* Directions *
Using the listing below, return every line that includes "amount".

* Records for this exercise *
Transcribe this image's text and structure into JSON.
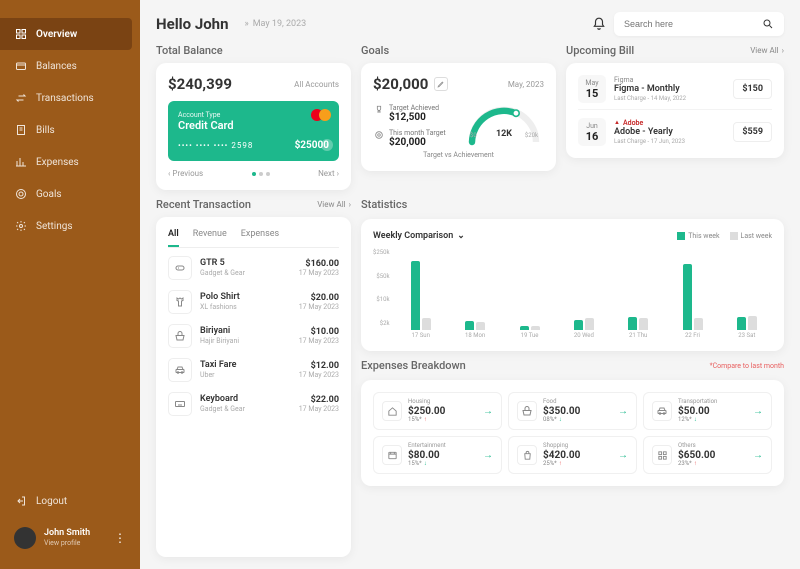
{
  "sidebar": {
    "items": [
      {
        "label": "Overview",
        "icon": "grid-icon"
      },
      {
        "label": "Balances",
        "icon": "wallet-icon"
      },
      {
        "label": "Transactions",
        "icon": "transfer-icon"
      },
      {
        "label": "Bills",
        "icon": "bill-icon"
      },
      {
        "label": "Expenses",
        "icon": "chart-icon"
      },
      {
        "label": "Goals",
        "icon": "target-icon"
      },
      {
        "label": "Settings",
        "icon": "gear-icon"
      }
    ],
    "logout": "Logout",
    "profile": {
      "name": "John Smith",
      "sub": "View profile"
    }
  },
  "header": {
    "hello": "Hello John",
    "date": "May 19, 2023",
    "search_placeholder": "Search here"
  },
  "total_balance": {
    "title": "Total Balance",
    "amount": "$240,399",
    "all_accounts": "All Accounts",
    "card": {
      "acc_label": "Account Type",
      "type": "Credit Card",
      "number": "•••• •••• •••• 2598",
      "balance": "$25000"
    },
    "prev": "Previous",
    "next": "Next"
  },
  "goals": {
    "title": "Goals",
    "amount": "$20,000",
    "month": "May, 2023",
    "achieved_label": "Target Achieved",
    "achieved": "$12,500",
    "target_label": "This month Target",
    "target": "$20,000",
    "gauge": {
      "min": "$0",
      "max": "$20k",
      "val": "12K"
    },
    "footer": "Target vs Achievement"
  },
  "bills": {
    "title": "Upcoming Bill",
    "viewall": "View All",
    "items": [
      {
        "month": "May",
        "day": "15",
        "vendor": "Figma",
        "name": "Figma - Monthly",
        "sub": "Last Charge - 14 May, 2022",
        "amount": "$150"
      },
      {
        "month": "Jun",
        "day": "16",
        "vendor": "Adobe",
        "name": "Adobe - Yearly",
        "sub": "Last Charge - 17 Jun, 2023",
        "amount": "$559"
      }
    ]
  },
  "recent": {
    "title": "Recent Transaction",
    "viewall": "View All",
    "tabs": [
      "All",
      "Revenue",
      "Expenses"
    ],
    "items": [
      {
        "name": "GTR 5",
        "sub": "Gadget & Gear",
        "amount": "$160.00",
        "date": "17 May 2023",
        "icon": "gamepad-icon"
      },
      {
        "name": "Polo Shirt",
        "sub": "XL fashions",
        "amount": "$20.00",
        "date": "17 May 2023",
        "icon": "shirt-icon"
      },
      {
        "name": "Biriyani",
        "sub": "Hajir Biriyani",
        "amount": "$10.00",
        "date": "17 May 2023",
        "icon": "food-icon"
      },
      {
        "name": "Taxi Fare",
        "sub": "Uber",
        "amount": "$12.00",
        "date": "17 May 2023",
        "icon": "car-icon"
      },
      {
        "name": "Keyboard",
        "sub": "Gadget & Gear",
        "amount": "$22.00",
        "date": "17 May 2023",
        "icon": "keyboard-icon"
      }
    ]
  },
  "stats": {
    "title": "Statistics",
    "dropdown": "Weekly Comparison",
    "legend": {
      "this": "This week",
      "last": "Last week"
    },
    "ylabels": [
      "$250k",
      "$50k",
      "$10k",
      "$2k"
    ],
    "xlabels": [
      "17 Sun",
      "18 Mon",
      "19 Tue",
      "20 Wed",
      "21 Thu",
      "22 Fri",
      "23 Sat"
    ]
  },
  "chart_data": {
    "type": "bar",
    "categories": [
      "17 Sun",
      "18 Mon",
      "19 Tue",
      "20 Wed",
      "21 Thu",
      "22 Fri",
      "23 Sat"
    ],
    "series": [
      {
        "name": "This week",
        "values": [
          240,
          30,
          8,
          35,
          45,
          230,
          45
        ]
      },
      {
        "name": "Last week",
        "values": [
          40,
          28,
          15,
          40,
          40,
          40,
          50
        ]
      }
    ],
    "title": "Weekly Comparison",
    "ylabel": "$",
    "ylim": [
      0,
      250
    ]
  },
  "expenses": {
    "title": "Expenses Breakdown",
    "note": "*Compare to last month",
    "items": [
      {
        "cat": "Housing",
        "val": "$250.00",
        "pct": "15%*",
        "dir": "up",
        "icon": "house-icon"
      },
      {
        "cat": "Food",
        "val": "$350.00",
        "pct": "08%*",
        "dir": "down",
        "icon": "food-icon"
      },
      {
        "cat": "Transportation",
        "val": "$50.00",
        "pct": "12%*",
        "dir": "down",
        "icon": "car-icon"
      },
      {
        "cat": "Entertainment",
        "val": "$80.00",
        "pct": "15%*",
        "dir": "down",
        "icon": "film-icon"
      },
      {
        "cat": "Shopping",
        "val": "$420.00",
        "pct": "25%*",
        "dir": "up",
        "icon": "bag-icon"
      },
      {
        "cat": "Others",
        "val": "$650.00",
        "pct": "23%*",
        "dir": "up",
        "icon": "grid-icon"
      }
    ]
  }
}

* The answer *
    "amount": "$240,399",
    "amount": "$20,000",
        "amount": "$150"
        "amount": "$559"
        "amount": "$160.00",
        "amount": "$20.00",
        "amount": "$10.00",
        "amount": "$12.00",
        "amount": "$22.00",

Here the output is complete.